Although the academic thesis or journal is seen as the main output of writing for PhD students, there is a wealth of opportunity in arts journalism to explore different modes of writing and feed academic research into the arts ecology. While many of the bigger, glossier art publications embrace the homogenized, beautified vision of contemporary art as a global brand, there is a platform of smaller, more independently-minded magazines and journals. These smaller, independent journals offer what American critic Gwen Allen describes as,
“potential opportunities for self-reflexivity and critical distance that may help mediate our relationship to globalisation’s pervasive effects.”
In the north, some of the most interesting sites for reflection and distance on contemporary art originate in new media outlets. In recent years these have appeared online, enabling many of them to flourish outside London, the traditional base for art and media funding and administration alike. These new media outlets are spaces where art and writing meet, and provide an avenue in which to disseminate your critical reflections on art and humanities to a wider audience.
This event will involve presentations and workshops from active people and publishing platforms in the North, with a focus on skill development and career opportunities in arts journalism.

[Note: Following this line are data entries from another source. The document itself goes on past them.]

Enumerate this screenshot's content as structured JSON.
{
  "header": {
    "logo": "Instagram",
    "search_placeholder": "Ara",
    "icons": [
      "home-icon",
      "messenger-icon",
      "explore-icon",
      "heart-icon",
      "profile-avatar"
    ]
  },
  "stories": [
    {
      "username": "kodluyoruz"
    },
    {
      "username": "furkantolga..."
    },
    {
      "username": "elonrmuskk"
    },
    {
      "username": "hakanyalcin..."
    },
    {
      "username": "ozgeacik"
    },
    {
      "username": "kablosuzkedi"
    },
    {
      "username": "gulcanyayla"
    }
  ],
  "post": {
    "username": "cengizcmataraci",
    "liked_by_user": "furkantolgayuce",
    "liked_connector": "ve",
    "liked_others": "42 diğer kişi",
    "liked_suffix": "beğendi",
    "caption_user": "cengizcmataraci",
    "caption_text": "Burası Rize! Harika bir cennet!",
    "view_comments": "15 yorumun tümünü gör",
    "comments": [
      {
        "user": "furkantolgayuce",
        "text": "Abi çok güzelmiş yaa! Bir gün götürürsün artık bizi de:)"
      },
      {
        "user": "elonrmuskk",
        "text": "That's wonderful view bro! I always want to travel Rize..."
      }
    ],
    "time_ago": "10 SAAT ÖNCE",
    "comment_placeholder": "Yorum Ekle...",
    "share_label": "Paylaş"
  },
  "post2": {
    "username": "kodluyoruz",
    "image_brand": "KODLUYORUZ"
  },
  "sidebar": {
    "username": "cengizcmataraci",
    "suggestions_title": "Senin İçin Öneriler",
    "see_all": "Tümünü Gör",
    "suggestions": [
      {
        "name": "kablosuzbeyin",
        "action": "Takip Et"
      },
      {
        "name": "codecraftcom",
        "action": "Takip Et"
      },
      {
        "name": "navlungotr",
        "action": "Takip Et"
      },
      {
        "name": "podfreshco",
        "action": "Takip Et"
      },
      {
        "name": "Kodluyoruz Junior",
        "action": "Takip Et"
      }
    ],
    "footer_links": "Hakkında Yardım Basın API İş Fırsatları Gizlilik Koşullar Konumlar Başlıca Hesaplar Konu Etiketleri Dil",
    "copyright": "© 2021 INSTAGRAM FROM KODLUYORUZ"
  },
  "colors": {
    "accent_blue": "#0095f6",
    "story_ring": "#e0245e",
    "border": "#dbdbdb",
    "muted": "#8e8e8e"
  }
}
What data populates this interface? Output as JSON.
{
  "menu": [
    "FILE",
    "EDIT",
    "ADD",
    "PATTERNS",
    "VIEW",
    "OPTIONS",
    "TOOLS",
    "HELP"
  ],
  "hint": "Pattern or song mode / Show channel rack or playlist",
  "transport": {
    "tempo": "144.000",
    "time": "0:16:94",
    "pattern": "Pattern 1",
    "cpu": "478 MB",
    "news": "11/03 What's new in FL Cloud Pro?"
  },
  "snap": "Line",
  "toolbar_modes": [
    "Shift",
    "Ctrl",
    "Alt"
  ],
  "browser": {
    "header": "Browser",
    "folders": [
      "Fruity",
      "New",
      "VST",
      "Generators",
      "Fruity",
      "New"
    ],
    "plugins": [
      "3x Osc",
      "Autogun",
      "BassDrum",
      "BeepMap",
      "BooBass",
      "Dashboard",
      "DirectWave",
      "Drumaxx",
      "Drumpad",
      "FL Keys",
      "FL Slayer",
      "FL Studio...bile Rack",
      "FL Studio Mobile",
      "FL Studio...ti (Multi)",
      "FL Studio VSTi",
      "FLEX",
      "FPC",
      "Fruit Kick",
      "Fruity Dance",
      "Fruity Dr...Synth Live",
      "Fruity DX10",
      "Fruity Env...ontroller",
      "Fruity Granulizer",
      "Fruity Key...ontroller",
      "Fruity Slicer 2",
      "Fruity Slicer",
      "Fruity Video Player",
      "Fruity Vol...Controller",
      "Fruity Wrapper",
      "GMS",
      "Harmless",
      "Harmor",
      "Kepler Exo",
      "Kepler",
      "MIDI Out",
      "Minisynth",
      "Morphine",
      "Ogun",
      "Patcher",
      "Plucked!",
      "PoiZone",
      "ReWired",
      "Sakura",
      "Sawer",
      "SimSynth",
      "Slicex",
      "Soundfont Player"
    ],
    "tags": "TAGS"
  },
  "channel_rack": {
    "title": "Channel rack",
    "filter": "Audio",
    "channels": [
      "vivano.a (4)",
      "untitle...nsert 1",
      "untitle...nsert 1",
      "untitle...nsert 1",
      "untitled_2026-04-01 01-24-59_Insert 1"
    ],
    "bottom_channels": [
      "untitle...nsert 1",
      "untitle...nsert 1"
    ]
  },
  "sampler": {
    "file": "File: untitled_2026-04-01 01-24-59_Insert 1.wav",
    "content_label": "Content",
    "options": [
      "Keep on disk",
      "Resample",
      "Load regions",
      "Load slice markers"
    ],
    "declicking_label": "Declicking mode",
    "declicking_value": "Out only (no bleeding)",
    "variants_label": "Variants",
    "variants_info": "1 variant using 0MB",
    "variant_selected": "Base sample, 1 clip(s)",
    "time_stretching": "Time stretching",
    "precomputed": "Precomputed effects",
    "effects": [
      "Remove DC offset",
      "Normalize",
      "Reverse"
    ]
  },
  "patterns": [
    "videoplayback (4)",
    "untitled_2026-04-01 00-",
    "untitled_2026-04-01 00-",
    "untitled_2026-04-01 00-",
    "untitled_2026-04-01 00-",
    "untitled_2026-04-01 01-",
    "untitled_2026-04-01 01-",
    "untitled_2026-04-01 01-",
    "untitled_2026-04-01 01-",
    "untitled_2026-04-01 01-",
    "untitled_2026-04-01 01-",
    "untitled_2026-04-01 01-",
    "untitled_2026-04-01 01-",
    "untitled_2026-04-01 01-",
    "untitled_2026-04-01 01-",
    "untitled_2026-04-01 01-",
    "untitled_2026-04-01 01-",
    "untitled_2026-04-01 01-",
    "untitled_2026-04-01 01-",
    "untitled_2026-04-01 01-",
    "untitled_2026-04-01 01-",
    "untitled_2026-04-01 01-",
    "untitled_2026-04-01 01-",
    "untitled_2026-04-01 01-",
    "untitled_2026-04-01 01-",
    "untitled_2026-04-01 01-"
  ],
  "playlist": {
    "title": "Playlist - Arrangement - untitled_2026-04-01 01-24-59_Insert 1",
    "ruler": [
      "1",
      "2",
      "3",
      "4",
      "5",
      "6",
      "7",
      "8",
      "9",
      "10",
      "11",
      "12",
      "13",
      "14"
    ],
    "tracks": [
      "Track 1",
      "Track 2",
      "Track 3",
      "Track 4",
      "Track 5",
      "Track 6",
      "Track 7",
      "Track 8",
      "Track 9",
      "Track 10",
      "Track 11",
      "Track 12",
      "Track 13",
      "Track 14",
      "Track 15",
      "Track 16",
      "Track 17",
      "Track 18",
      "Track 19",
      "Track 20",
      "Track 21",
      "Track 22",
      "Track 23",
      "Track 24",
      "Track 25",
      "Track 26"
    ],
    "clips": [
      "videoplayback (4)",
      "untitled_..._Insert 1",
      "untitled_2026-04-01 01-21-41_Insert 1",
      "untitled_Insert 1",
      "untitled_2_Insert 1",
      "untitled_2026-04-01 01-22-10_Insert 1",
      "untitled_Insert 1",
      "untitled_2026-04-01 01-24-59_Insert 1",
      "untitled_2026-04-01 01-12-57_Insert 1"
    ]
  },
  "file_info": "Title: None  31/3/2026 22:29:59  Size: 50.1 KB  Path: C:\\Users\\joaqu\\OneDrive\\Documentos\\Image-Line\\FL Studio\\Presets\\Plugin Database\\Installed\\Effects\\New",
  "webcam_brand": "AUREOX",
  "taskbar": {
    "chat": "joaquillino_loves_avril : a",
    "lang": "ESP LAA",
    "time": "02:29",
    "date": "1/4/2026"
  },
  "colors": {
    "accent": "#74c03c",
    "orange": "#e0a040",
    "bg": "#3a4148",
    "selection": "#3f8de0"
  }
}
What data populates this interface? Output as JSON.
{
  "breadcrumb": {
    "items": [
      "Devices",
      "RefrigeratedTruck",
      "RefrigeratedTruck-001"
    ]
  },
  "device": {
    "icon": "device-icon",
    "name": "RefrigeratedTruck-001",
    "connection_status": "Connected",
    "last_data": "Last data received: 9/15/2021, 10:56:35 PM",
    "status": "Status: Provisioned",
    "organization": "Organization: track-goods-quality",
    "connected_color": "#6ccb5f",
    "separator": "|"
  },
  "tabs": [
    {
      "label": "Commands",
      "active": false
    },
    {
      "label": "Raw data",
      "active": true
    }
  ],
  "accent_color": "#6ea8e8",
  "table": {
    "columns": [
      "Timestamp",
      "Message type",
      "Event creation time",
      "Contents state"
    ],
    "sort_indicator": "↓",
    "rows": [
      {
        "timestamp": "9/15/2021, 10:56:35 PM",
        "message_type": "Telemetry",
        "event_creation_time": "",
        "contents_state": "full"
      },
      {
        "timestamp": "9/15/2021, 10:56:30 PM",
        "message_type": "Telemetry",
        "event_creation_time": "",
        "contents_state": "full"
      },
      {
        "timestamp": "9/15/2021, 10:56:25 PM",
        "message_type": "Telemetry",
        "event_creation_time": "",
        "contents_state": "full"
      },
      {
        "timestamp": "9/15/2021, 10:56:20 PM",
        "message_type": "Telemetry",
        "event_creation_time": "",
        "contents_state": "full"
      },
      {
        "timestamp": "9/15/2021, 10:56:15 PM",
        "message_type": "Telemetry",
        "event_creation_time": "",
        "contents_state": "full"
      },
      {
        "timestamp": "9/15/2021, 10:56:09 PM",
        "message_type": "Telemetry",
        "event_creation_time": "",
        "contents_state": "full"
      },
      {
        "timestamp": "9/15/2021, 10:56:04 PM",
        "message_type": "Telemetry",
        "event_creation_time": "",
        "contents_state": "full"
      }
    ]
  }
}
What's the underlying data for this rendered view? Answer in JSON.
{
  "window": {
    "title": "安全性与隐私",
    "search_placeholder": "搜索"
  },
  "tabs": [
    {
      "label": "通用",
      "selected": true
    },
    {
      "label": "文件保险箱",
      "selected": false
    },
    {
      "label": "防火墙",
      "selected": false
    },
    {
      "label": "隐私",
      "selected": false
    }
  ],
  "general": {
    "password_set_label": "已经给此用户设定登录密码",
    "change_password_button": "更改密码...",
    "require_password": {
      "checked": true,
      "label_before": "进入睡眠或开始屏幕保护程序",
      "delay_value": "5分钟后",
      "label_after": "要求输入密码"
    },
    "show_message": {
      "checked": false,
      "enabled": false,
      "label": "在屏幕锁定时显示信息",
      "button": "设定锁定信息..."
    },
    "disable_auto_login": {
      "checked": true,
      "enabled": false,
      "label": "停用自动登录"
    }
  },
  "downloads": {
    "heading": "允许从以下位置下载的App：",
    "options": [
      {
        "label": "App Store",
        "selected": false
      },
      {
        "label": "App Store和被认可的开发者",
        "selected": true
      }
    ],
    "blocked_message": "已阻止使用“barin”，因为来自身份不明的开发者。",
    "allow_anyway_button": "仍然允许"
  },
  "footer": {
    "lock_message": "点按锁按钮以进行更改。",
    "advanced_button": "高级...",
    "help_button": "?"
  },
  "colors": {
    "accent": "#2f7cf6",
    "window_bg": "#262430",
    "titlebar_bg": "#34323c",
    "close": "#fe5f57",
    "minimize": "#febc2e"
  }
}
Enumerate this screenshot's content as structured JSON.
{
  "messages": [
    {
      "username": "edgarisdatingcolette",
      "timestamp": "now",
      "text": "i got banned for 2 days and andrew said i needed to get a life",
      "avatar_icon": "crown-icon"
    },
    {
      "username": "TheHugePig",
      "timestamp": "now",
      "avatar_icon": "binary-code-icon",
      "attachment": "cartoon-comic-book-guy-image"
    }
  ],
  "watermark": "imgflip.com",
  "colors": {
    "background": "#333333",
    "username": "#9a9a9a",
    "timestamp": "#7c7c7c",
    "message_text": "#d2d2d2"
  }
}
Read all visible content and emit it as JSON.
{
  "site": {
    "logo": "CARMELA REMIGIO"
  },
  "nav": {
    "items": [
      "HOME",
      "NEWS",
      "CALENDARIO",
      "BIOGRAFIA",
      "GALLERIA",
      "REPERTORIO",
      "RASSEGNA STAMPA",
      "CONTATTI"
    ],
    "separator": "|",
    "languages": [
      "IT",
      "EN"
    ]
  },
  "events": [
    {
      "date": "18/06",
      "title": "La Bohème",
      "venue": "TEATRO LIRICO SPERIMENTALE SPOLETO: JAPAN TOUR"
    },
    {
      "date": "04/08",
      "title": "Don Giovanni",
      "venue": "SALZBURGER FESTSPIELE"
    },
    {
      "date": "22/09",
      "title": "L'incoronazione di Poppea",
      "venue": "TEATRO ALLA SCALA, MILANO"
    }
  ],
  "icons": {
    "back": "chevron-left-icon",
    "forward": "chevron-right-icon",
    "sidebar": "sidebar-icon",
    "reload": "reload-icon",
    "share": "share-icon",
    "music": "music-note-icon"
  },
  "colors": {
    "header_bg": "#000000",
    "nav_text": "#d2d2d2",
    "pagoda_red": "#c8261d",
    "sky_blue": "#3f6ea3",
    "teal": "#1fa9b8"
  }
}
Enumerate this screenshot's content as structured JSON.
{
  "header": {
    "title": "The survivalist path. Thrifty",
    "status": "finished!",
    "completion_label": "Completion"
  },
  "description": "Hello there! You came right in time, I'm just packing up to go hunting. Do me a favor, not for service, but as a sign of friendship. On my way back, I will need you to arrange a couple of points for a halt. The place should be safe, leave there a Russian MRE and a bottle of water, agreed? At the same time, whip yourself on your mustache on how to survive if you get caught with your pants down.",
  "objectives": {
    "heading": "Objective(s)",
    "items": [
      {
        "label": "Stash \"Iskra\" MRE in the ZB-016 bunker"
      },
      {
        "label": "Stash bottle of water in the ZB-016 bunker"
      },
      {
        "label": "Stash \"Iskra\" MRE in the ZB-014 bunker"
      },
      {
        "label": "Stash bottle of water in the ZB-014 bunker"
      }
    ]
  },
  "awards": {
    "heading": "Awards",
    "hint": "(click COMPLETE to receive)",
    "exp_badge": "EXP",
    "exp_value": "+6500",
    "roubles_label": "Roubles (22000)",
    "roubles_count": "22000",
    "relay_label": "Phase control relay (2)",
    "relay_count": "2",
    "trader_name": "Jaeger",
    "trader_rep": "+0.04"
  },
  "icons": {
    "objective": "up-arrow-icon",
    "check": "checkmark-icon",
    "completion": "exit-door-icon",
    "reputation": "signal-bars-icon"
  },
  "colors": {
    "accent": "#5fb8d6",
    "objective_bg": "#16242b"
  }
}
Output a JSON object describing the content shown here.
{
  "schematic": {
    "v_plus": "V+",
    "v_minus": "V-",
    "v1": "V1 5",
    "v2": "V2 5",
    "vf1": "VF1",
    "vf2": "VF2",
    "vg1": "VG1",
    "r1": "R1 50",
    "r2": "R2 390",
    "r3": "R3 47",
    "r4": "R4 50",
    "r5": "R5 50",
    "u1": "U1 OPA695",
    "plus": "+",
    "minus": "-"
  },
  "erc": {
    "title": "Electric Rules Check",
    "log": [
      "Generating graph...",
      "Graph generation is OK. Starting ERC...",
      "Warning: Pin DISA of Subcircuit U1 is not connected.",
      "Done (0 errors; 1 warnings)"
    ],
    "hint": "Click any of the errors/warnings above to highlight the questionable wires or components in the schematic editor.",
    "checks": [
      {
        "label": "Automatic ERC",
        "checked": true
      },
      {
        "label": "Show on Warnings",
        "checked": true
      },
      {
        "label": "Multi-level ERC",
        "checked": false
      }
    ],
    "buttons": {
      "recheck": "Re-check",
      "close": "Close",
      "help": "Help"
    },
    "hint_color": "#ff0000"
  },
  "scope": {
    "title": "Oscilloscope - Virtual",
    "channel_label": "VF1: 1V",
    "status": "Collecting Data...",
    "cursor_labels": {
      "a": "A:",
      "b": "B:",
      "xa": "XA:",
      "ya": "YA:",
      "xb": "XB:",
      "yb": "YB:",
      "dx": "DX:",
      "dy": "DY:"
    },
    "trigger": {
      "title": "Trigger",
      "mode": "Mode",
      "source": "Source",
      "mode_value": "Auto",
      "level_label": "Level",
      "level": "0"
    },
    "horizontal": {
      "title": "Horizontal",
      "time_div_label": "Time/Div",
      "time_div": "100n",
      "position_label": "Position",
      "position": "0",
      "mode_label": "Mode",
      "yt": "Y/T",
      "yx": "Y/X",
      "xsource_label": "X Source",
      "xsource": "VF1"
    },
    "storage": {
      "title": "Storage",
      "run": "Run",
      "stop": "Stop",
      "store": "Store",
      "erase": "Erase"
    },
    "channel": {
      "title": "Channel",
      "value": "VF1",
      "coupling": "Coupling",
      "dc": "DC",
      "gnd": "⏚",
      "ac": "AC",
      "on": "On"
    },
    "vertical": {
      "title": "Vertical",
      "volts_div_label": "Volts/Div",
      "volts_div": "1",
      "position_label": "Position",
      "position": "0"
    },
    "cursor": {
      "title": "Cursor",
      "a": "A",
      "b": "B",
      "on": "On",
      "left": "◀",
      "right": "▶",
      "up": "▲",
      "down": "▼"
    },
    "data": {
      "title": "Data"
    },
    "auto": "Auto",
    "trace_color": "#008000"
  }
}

The aim is to entice debate around the characteristics and role of art writing in relation to wider readership, the current political and economic climate and the changing conditions of publishing in the North. As well as, explore ideas of experimental writing within and through these publishing platforms, and discuss potential collaborations between artists and writers. By bringing researchers, journalists and publishers together, the aim is to increase cross-fertilization of ideas and build networks of those interested in the space of art and writing. Event two will relate by drawing on alternative modes of art writing within academia.